|The Happy Warrior: In the five months remaining before the 2023 General Election, Winston Peters has to amass enough votes to once again seize the hand-brake. Even a quarter of New Zealand’s 980,000 Baby Boomers would be enough.|
NZ FIRST is currently hovering around 3-4 percent in the opinion polls – not enough to make it back to Parliament. Looking back over New Zealand’s recent political history, however, a base of 3-4 percent has been enough to see NZ First crest the 5 percent MMP threshold on Election Day. In 2011, for example, few commentators rated NZ First’s chances of re-entering the House, but it made it back with 1.5 percentage points to spare. Winston Peters remains a formidable campaigner. But, even if he and his party once again re-enter Parliament, Peters faces some extremely difficult political choices.
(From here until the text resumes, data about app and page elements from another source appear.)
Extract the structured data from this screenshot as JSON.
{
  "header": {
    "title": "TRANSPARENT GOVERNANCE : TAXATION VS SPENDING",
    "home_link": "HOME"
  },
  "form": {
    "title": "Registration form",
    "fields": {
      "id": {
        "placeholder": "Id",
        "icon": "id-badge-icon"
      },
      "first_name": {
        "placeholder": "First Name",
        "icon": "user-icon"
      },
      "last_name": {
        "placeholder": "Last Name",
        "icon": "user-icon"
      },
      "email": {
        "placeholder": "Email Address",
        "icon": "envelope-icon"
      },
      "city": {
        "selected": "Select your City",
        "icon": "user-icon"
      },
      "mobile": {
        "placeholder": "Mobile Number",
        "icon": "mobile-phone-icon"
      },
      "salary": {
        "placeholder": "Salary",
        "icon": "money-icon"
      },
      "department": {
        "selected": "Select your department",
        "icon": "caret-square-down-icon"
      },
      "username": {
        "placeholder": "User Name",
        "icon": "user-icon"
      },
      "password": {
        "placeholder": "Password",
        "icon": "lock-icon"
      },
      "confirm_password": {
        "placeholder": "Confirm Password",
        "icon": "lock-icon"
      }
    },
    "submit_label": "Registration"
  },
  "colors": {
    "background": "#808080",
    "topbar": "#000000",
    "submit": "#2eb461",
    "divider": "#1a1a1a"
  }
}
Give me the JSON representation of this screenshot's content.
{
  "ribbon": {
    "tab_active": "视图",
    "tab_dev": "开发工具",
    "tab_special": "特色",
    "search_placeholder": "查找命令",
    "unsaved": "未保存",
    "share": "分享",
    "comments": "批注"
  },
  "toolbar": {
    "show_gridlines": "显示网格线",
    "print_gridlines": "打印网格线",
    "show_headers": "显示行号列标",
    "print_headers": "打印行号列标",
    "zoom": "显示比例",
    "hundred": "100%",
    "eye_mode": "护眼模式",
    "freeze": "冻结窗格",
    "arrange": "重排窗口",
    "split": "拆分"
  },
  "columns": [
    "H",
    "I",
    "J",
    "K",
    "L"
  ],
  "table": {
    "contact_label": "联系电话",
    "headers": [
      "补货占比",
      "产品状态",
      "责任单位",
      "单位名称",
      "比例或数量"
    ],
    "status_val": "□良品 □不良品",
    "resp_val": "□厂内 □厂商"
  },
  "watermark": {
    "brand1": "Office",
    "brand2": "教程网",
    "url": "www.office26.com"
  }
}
The first and most important of these would be whether NZ First should enter into a formal coalition agreement with the National Party and Act. On the face of it, such an arrangement would constitute a repudiation of everything NZ First has stood for since its founding in 1993.
Act represents those New Zealanders who are not only convinced that Rogernomics and Ruthanasia were correct and necessary, but also that the neoliberal programme of the 1980s and 90s remains unfinished – a state of affairs that Act is determined to put right.
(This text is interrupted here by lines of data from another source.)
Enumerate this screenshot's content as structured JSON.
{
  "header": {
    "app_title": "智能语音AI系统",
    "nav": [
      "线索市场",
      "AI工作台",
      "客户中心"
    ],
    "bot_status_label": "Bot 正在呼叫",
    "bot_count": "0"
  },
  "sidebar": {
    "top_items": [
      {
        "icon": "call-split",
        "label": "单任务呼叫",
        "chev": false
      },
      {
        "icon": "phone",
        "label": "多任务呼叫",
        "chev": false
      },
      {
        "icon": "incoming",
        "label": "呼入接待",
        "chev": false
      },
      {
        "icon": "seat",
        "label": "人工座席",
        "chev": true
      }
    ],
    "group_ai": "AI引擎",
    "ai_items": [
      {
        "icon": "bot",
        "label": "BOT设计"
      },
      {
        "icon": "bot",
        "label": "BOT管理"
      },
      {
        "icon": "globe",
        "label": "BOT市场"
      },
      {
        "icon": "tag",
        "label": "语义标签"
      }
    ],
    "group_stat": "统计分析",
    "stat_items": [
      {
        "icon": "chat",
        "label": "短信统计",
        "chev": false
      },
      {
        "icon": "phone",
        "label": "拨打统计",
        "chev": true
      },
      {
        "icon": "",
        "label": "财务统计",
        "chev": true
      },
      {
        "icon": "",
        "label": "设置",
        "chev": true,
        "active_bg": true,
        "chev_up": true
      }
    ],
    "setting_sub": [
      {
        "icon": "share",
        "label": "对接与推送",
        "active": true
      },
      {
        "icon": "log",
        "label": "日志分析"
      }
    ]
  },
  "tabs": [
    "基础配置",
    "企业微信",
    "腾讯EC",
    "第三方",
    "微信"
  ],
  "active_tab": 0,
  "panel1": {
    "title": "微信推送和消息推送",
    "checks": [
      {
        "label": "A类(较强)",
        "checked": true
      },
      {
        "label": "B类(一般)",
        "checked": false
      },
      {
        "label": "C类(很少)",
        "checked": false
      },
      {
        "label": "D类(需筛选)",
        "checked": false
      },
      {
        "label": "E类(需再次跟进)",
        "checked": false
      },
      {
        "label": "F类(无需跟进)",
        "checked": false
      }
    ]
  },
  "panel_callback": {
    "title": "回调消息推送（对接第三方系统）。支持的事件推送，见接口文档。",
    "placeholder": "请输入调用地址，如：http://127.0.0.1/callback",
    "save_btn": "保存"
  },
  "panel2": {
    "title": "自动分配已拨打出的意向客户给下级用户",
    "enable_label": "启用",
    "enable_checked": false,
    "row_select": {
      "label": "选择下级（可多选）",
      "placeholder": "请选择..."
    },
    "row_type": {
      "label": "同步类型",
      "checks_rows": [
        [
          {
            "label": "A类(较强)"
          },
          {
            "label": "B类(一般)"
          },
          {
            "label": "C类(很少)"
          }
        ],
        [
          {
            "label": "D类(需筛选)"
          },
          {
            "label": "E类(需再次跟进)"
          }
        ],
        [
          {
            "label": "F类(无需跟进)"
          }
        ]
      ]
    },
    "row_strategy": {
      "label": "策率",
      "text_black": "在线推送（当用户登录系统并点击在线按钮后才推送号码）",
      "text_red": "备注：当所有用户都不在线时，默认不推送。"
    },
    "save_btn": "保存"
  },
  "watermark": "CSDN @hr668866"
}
At his very first Cabinet meeting in 1990, Peters realised that the “decent society” National had promised New Zealanders was no longer on the agenda. So trenchant a critic was he of the Jim Bolger Government’s slash-and-burn policies that he was thrown out of Cabinet, eventually resigning his National Party membership altogether.
NZ First was Peters’ attempt to combine the best elements of the political doctrines espoused by National and Labour before both major parties were corrupted by free-market extremism. In the first MMP election, held in 1996, NZ First secured 13 percent of the Party Vote and 17 seats – a position of strength which allowed him to conclude a comprehensive (and remarkably progressive) coalition agreement with his “frenemy” Jim Bolger.
Unfortunately for Peters, the National host rejected NZ First. Though it meant deposing Bolger, and governing with the support of a malodorous collection of traitors and turncoats, National, no longer wedded to the values of New Zealand’s most prosperous years (1949-1984) made it clear that renouncing neoliberalism was not an option.
National Leader, Christopher Luxon, has said nothing which suggests that his party’s allegiance to the neoliberal ideology is wavering. He is not, however, as open in his endorsement of neoliberal principles as Act’s David Seymour. This ideological diffidence does not sit well with the Act Party. Accordingly, Seymour and his party seem determined to drag National kicking and screaming into the radical libertarian Right’s policy hothouse. Where it matters in 2023, moderation is out-of-fashion.
None of this will have escaped Peters’ eagle political eye. In the 30 years since he was a member, there has been not the slightest sign that the moderate, small-c conservative values that allowed National to rule for 29 of the 35 years between 1949 and 1984 are making a come-back. Even without Act, National might smile and smile at NZ First, and be a neoliberal villain, just waiting for the moment when, like Jenny Shipley, it can thrust a dagger deep into his back.
By contrast, Act, with refreshing honesty, is doing its best to stab NZ First in the front. By refusing point-blank to enter into any coalition affording aid and comfort to Peters’ allegedly antiquated and discredited economic and social ideas, it hopes to leave National with no option but to go into coalition with Act, or go back to the country for a second crack at putting things right.
But, if Peters cannot choose National, neither can he choose Labour. (Let alone Labour-Green-Te Pāti Māori!) It did not take him and NZ First very long to grasp that Labour’s values in 2017 were light-years away from Helen Clark’s and Michael Cullen’s. Jacinda Ardern had promised “transformational” change and, when it came to entrenching radical identity politics, she delivered it. Not that when she invited New Zealand to “Let’s do this!”, voters had the faintest idea she’d do that.
What choice, then, does Peters and NZ First have? In the five months remaining before the election, he has to amass enough votes to once again seize the hand-brake. Even a quarter of New Zealand’s 980,000 Baby Boomers would be enough.
Talkin’ bout my generation’s, and Winston’s, last shot at redemption!
This essay was originally published in The Otago Daily Times and The Greymouth Star of Friday, 19 May 2023.